Kuo is not only interested in viewing the urban landscape from above, but also in reconstructing elements found in aerial photographs to create his own custom city skylines that are absurd and unlikely. In this playful recreation of the city, he collects and rearranges the usually unseen construction sites of urban infrastructure, such as half-built airports and piers, reshaping our imagination of the iconic New York City skyline. His depictions are far from reality, but as bold, super-tall skyscrapers sprout on Manhattan’s streets, they foretell the metamorphosis of the metropolitan skyline into something unfamiliar. To Kuo, the urban skyline symbolizes “verticality of human desire”— one that is intense and never-ending, but Reconstruction encourages viewers to “rethink the imagery of a city and the way we see cities.”
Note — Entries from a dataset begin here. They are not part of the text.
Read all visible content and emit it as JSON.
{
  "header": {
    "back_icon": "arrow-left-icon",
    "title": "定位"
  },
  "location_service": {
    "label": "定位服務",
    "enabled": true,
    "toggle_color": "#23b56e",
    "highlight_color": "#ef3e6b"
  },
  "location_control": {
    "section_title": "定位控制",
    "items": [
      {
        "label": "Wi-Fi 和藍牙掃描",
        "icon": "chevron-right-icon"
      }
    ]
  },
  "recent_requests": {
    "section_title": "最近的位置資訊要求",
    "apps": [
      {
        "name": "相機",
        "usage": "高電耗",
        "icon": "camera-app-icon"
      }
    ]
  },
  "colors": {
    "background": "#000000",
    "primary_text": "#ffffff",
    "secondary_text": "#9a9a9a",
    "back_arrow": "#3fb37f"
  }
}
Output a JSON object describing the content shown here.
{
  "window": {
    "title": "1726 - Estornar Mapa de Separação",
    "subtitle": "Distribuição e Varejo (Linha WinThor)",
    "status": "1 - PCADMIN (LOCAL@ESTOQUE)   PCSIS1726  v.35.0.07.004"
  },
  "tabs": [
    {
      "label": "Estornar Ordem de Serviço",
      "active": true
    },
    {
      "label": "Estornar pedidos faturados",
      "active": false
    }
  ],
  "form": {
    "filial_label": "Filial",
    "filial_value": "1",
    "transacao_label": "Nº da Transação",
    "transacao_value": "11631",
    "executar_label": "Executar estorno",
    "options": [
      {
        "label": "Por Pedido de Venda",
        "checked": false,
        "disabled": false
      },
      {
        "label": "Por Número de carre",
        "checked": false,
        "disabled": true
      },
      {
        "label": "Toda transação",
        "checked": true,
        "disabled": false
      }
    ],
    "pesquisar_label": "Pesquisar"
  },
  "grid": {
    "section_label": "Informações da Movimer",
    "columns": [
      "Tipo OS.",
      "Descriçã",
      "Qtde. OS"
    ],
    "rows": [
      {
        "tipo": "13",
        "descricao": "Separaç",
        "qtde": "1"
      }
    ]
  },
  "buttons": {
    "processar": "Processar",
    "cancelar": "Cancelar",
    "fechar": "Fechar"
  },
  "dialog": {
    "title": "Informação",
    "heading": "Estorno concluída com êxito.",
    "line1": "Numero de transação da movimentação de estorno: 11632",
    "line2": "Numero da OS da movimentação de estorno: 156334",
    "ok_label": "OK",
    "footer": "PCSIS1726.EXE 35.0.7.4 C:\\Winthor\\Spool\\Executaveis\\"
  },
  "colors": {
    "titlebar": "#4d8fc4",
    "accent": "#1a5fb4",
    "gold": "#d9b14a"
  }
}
Kuo turns cold, distant data into something that we, as urban dwellers with a tremendous sense of being overwhelmed, can relate to. “The view from a satellite is not a human one, nor is it one we were ever really meant to see,” said Jenny Odell, an artist who also works with satellite images and inspired Kuo, “But it is precisely from this inhuman point of view that we are able to read our own humanity, in all of its tiny, repetitive marks upon the face of the earth.”
Suburban Form continues at 1351 Amsterdam Ave. until April 8, 2017.
The article has been updated to more accurately reflect Kuo’s employment as an engineer.